When all put together you can truly appreciate the details that went into this camera. From the angles to the colors to the details and the smooth edges this camera almost doesn’t even feel like LEGO. If placed next to a real Polaroid OneStep SX-70 Camera from a distance one could easily mistake the two to be the same. Although there is a lot of detail this set’s completion highlights how small it is, fitting easily into one hand. It is important to remind that although small this build is dense and heavy. While I am a big fan of the smooth surface, the glossy colors fall victim to fingerprints being exposed when viewed in the right light. At the base clips hold the opening to insert the film in place allowing for a snug fit. As mentioned earlier, the film is made out of a flexible plastic card rather than solid plastic. This concession was likely done to protect the LEGO pieces as the narrow opening for the film means the film is very difficult to insert. If this piece were a regular printed LEGO piece we would likely see this scratch against the surface damaging the print. On a positive note, because the space is sized for card, fans can create their own pictures that they can print on card and insert into the camera to add a personal touch.
While the designers did a great job to add realism to this set, I really wish they did not have exposed tiles at the back of the camera. While this may have been a design decision to allow for better grip when holding the camera, it feels out of place when compared to all the other smooth surfaces on the camera. On the other hand, the viewfinder at the back of the camera is a fun addition and is more than just cosmetic. It utilizes a 40Transparent Trans-Clear pane of glass at the end to refract the light ever so in combination with reflecting light in the chamber creates an vintage look when peering through. A minor standout addition, the accessory port at the top of the camera helps add realism, a detail that LEGO’s designers could have skipped. It is a shame that this camera cannot be opened to showcase all the details inside which are now hidden by the 26Black exterior.
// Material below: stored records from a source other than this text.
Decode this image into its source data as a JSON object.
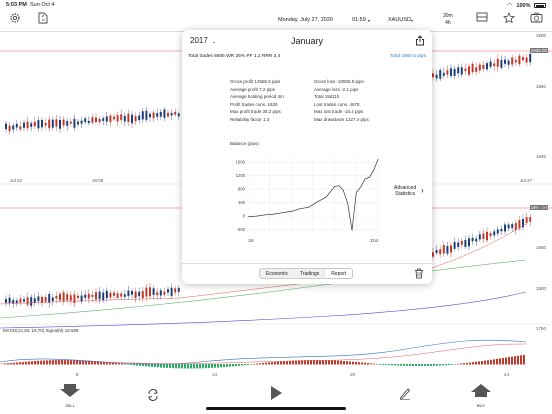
{
  "status_bar": {
    "time": "5:03 PM",
    "date": "Sun Oct 4",
    "battery": "100%"
  },
  "toolbar": {
    "date": "Monday, July 27, 2020",
    "clock": "01:59",
    "symbol": "XAUUSD",
    "timeframe_top": "30m",
    "timeframe_bottom": "4h"
  },
  "chart": {
    "price_labels": [
      "1900",
      "1860",
      "1840",
      "1900",
      "1850",
      "1800",
      "1750"
    ],
    "price_badges": [
      "1936.00",
      "1904.60"
    ],
    "top_time_labels": [
      "Jul 22",
      "18:00",
      "Jul 27"
    ],
    "bottom_time_labels": [
      "8",
      "14",
      "20",
      "24"
    ],
    "macd_label": "MACD(12,26; 19,70) Signal(9) 18.589"
  },
  "popup": {
    "year": "2017",
    "month": "January",
    "summary": "Total trades 6865   WR 26%   PF 1.2   RRR 3.4",
    "total": "Total 1680.6 pips",
    "stats_left": [
      "Gross profit 12586.5 pips",
      "Average profit 7.2 pips",
      "Average holding period 4m",
      "Profit trades cons. 1629",
      "Max profit trade 35.2 pips",
      "Reliability factor 1.3"
    ],
    "stats_right": [
      "Gross loss -10905.9 pips",
      "Average loss -2.1 pips",
      "Total 19d11h",
      "Lost trades cons. 4978",
      "Max lost trade -15.4 pips",
      "Max drawdown 1327.4 pips"
    ],
    "balance_label": "Balance (pips)",
    "advanced_label_1": "Advanced",
    "advanced_label_2": "Statistics",
    "tabs": [
      "Economic",
      "Tradings",
      "Report"
    ],
    "active_tab": "Report",
    "chart_data": {
      "type": "line",
      "title": "Balance (pips)",
      "y_ticks": [
        1600,
        1200,
        800,
        400,
        0,
        -400
      ],
      "ylim": [
        -500,
        1750
      ],
      "x_labels": [
        "1st",
        "31st"
      ],
      "x": [
        0,
        2,
        4,
        6,
        8,
        10,
        12,
        14,
        16,
        18,
        20,
        21,
        22,
        23,
        24,
        25,
        26,
        27,
        28,
        29,
        30
      ],
      "values": [
        -20,
        0,
        40,
        60,
        100,
        140,
        220,
        260,
        420,
        560,
        880,
        900,
        760,
        380,
        -420,
        700,
        860,
        1100,
        1150,
        1360,
        1680
      ]
    }
  },
  "bottom_bar": {
    "sell_label": "SELL",
    "buy_label": "BUY"
  }
}
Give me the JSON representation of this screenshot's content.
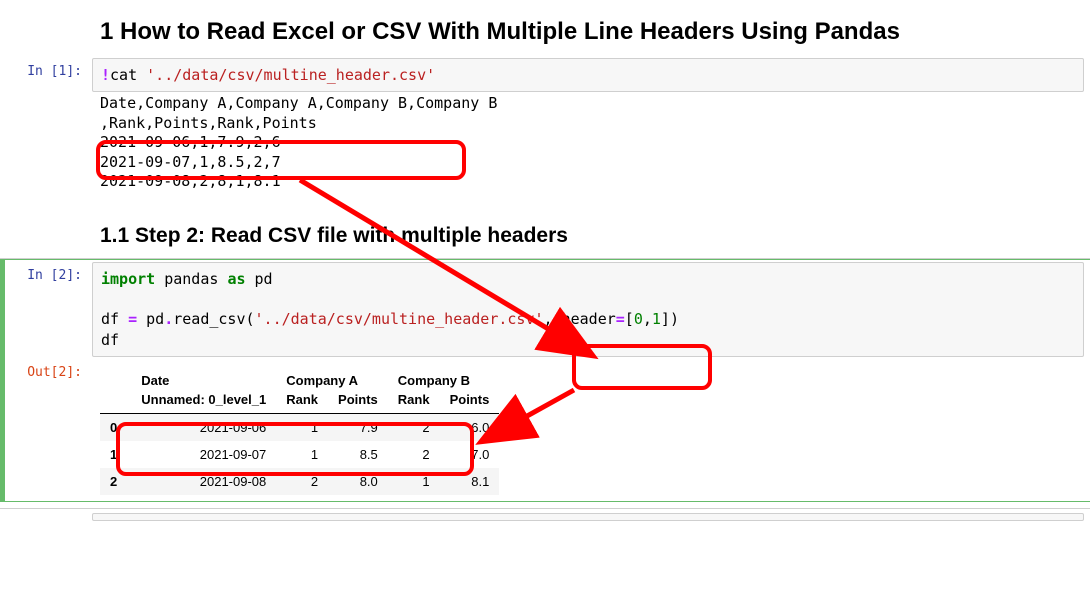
{
  "heading1": "1  How to Read Excel or CSV With Multiple Line Headers Using Pandas",
  "heading2": "1.1  Step 2: Read CSV file with multiple headers",
  "prompt_in1": "In [1]:",
  "prompt_in2": "In [2]:",
  "prompt_out2": "Out[2]:",
  "cell1": {
    "op": "!",
    "cmd": "cat ",
    "arg": "'../data/csv/multine_header.csv'"
  },
  "out1": {
    "l1": "Date,Company A,Company A,Company B,Company B",
    "l2": ",Rank,Points,Rank,Points",
    "l3": "2021-09-06,1,7.9,2,6",
    "l4": "2021-09-07,1,8.5,2,7",
    "l5": "2021-09-08,2,8,1,8.1"
  },
  "cell2": {
    "kw_import": "import",
    "mod": " pandas ",
    "kw_as": "as",
    "alias": " pd",
    "l2a": "df ",
    "op_eq": "=",
    "l2b": " pd",
    "op_dot1": ".",
    "l2c": "read_csv(",
    "str_path": "'../data/csv/multine_header.csv'",
    "l2d": ", header",
    "op_eq2": "=",
    "l2e": "[",
    "num0": "0",
    "l2f": ",",
    "num1": "1",
    "l2g": "])",
    "l3": "df"
  },
  "table": {
    "h_top": [
      "",
      "Date",
      "Company A",
      "Company A",
      "Company B",
      "Company B"
    ],
    "h_bot": [
      "",
      "Unnamed: 0_level_1",
      "Rank",
      "Points",
      "Rank",
      "Points"
    ],
    "rows": [
      {
        "idx": "0",
        "c": [
          "2021-09-06",
          "1",
          "7.9",
          "2",
          "6.0"
        ]
      },
      {
        "idx": "1",
        "c": [
          "2021-09-07",
          "1",
          "8.5",
          "2",
          "7.0"
        ]
      },
      {
        "idx": "2",
        "c": [
          "2021-09-08",
          "2",
          "8.0",
          "1",
          "8.1"
        ]
      }
    ]
  }
}
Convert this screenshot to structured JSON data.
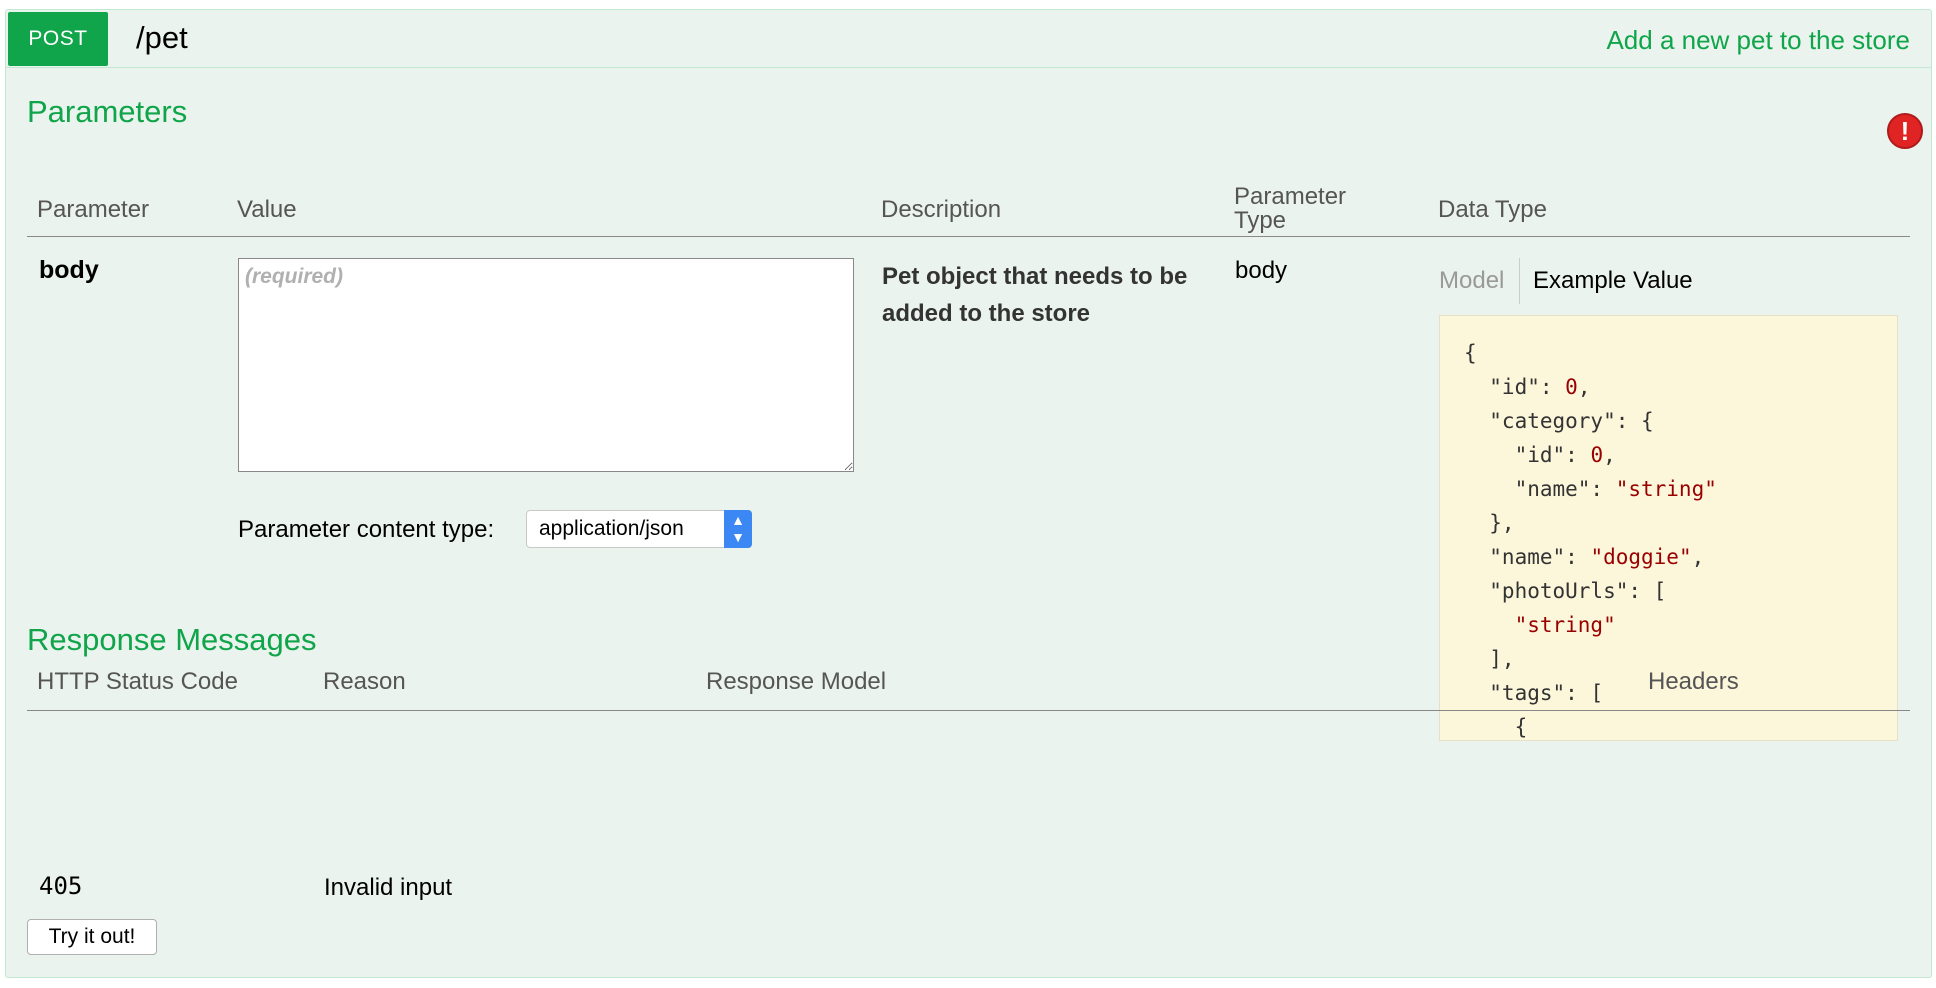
{
  "operation": {
    "method": "POST",
    "path": "/pet",
    "summary": "Add a new pet to the store"
  },
  "parameters": {
    "title": "Parameters",
    "warning_icon": "error-exclamation-icon",
    "headers": {
      "parameter": "Parameter",
      "value": "Value",
      "description": "Description",
      "parameter_type_line1": "Parameter",
      "parameter_type_line2": "Type",
      "data_type": "Data Type"
    },
    "row": {
      "name": "body",
      "value_placeholder": "(required)",
      "content_type_label": "Parameter content type:",
      "content_type_value": "application/json",
      "description": "Pet object that needs to be added to the store",
      "parameter_type": "body"
    },
    "data_type": {
      "model_tab": "Model",
      "example_tab": "Example Value",
      "example_lines": [
        "{",
        "  \"id\": 0,",
        "  \"category\": {",
        "    \"id\": 0,",
        "    \"name\": \"string\"",
        "  },",
        "  \"name\": \"doggie\",",
        "  \"photoUrls\": [",
        "    \"string\"",
        "  ],",
        "  \"tags\": [",
        "    {"
      ]
    }
  },
  "responses": {
    "title": "Response Messages",
    "headers": {
      "status_code": "HTTP Status Code",
      "reason": "Reason",
      "model": "Response Model",
      "headers": "Headers"
    },
    "rows": [
      {
        "code": "405",
        "reason": "Invalid input"
      }
    ]
  },
  "actions": {
    "try_label": "Try it out!"
  },
  "colors": {
    "post_green": "#10a54a",
    "panel_bg": "#ebf3ee",
    "example_bg": "#fcf6db",
    "json_value": "#990000",
    "select_arrow": "#3b88f5"
  }
}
The detail and realism in this set is unrivaled — this is exactly the level of detail I expect to see in sets aimed at adult builders. The attention to detail on both the outside and inside makes for a very enjoyable build experience. It includes a large number of pieces available in different colors should you wish to take it apart for your collection. For all the positives #21345 Polaroid OneStep SX-70 Camera gets a respectable Recommended (4/5 star) rating. The only shortcoming for me is its price and decision to use stickers. Were this set priced $20 lower, that would be enough to bump this up to a perfect score.